■ Entries supplied ■
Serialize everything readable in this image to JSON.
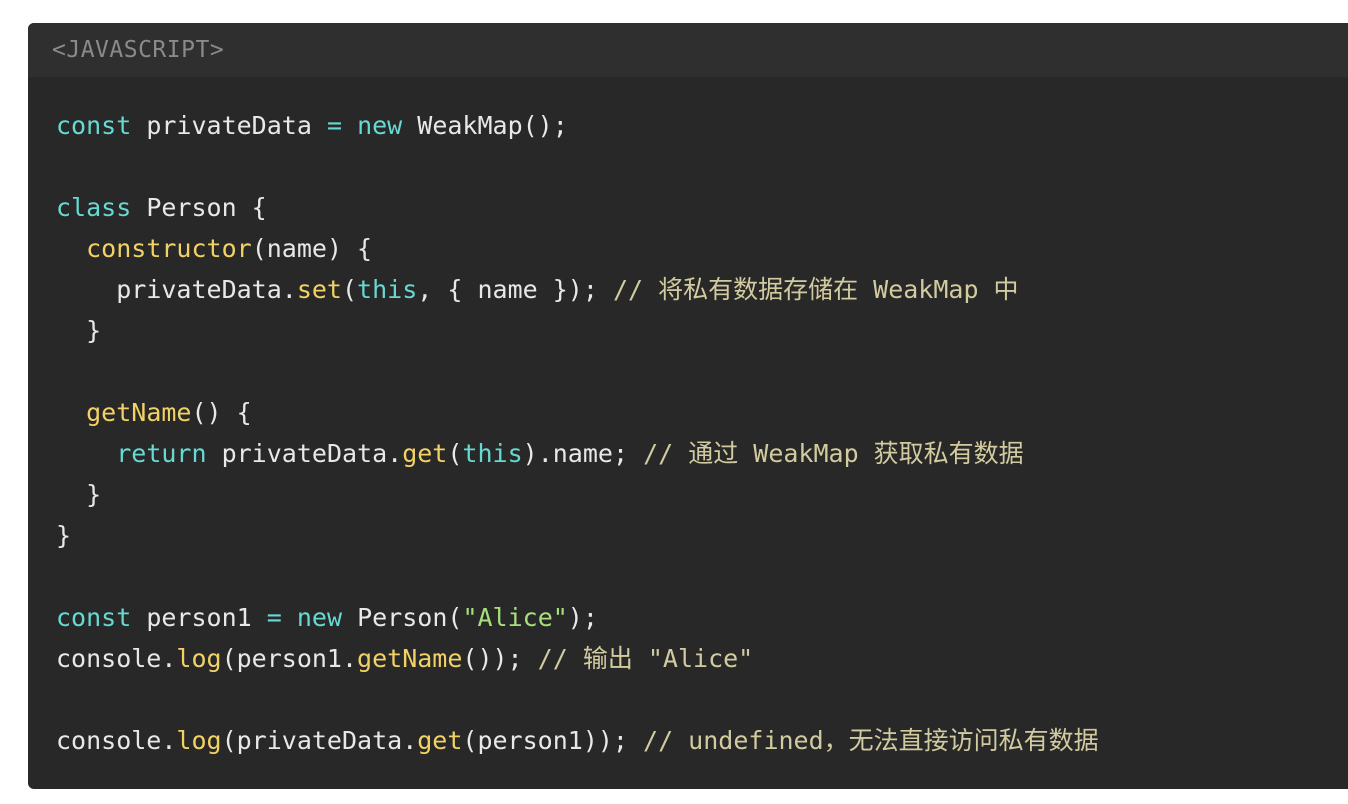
{
  "header": {
    "language_label": "<JAVASCRIPT>"
  },
  "colors": {
    "background": "#282828",
    "header_background": "#2f2f2f",
    "keyword": "#66d9d3",
    "function": "#f2d264",
    "string": "#a6e07a",
    "comment": "#d2cba0",
    "plain": "#e8e8e8"
  },
  "code": {
    "lines": [
      [
        {
          "t": "kw",
          "v": "const"
        },
        {
          "t": "pl",
          "v": " privateData "
        },
        {
          "t": "kw",
          "v": "="
        },
        {
          "t": "pl",
          "v": " "
        },
        {
          "t": "kw",
          "v": "new"
        },
        {
          "t": "pl",
          "v": " WeakMap();"
        }
      ],
      [],
      [
        {
          "t": "kw",
          "v": "class"
        },
        {
          "t": "pl",
          "v": " Person {"
        }
      ],
      [
        {
          "t": "pl",
          "v": "  "
        },
        {
          "t": "fn",
          "v": "constructor"
        },
        {
          "t": "pl",
          "v": "(name) {"
        }
      ],
      [
        {
          "t": "pl",
          "v": "    privateData."
        },
        {
          "t": "fn",
          "v": "set"
        },
        {
          "t": "pl",
          "v": "("
        },
        {
          "t": "kw",
          "v": "this"
        },
        {
          "t": "pl",
          "v": ", { name }); "
        },
        {
          "t": "cm",
          "v": "// 将私有数据存储在 WeakMap 中"
        }
      ],
      [
        {
          "t": "pl",
          "v": "  }"
        }
      ],
      [],
      [
        {
          "t": "pl",
          "v": "  "
        },
        {
          "t": "fn",
          "v": "getName"
        },
        {
          "t": "pl",
          "v": "() {"
        }
      ],
      [
        {
          "t": "pl",
          "v": "    "
        },
        {
          "t": "kw",
          "v": "return"
        },
        {
          "t": "pl",
          "v": " privateData."
        },
        {
          "t": "fn",
          "v": "get"
        },
        {
          "t": "pl",
          "v": "("
        },
        {
          "t": "kw",
          "v": "this"
        },
        {
          "t": "pl",
          "v": ").name; "
        },
        {
          "t": "cm",
          "v": "// 通过 WeakMap 获取私有数据"
        }
      ],
      [
        {
          "t": "pl",
          "v": "  }"
        }
      ],
      [
        {
          "t": "pl",
          "v": "}"
        }
      ],
      [],
      [
        {
          "t": "kw",
          "v": "const"
        },
        {
          "t": "pl",
          "v": " person1 "
        },
        {
          "t": "kw",
          "v": "="
        },
        {
          "t": "pl",
          "v": " "
        },
        {
          "t": "kw",
          "v": "new"
        },
        {
          "t": "pl",
          "v": " Person("
        },
        {
          "t": "str",
          "v": "\"Alice\""
        },
        {
          "t": "pl",
          "v": ");"
        }
      ],
      [
        {
          "t": "pl",
          "v": "console."
        },
        {
          "t": "fn",
          "v": "log"
        },
        {
          "t": "pl",
          "v": "(person1."
        },
        {
          "t": "fn",
          "v": "getName"
        },
        {
          "t": "pl",
          "v": "()); "
        },
        {
          "t": "cm",
          "v": "// 输出 \"Alice\""
        }
      ],
      [],
      [
        {
          "t": "pl",
          "v": "console."
        },
        {
          "t": "fn",
          "v": "log"
        },
        {
          "t": "pl",
          "v": "(privateData."
        },
        {
          "t": "fn",
          "v": "get"
        },
        {
          "t": "pl",
          "v": "(person1)); "
        },
        {
          "t": "cm",
          "v": "// undefined，无法直接访问私有数据"
        }
      ]
    ]
  }
}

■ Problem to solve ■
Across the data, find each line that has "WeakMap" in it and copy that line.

■ Answer to this exercise ■
          "v": " WeakMap();"
          "v": "// 将私有数据存储在 WeakMap 中"
          "v": "// 通过 WeakMap 获取私有数据"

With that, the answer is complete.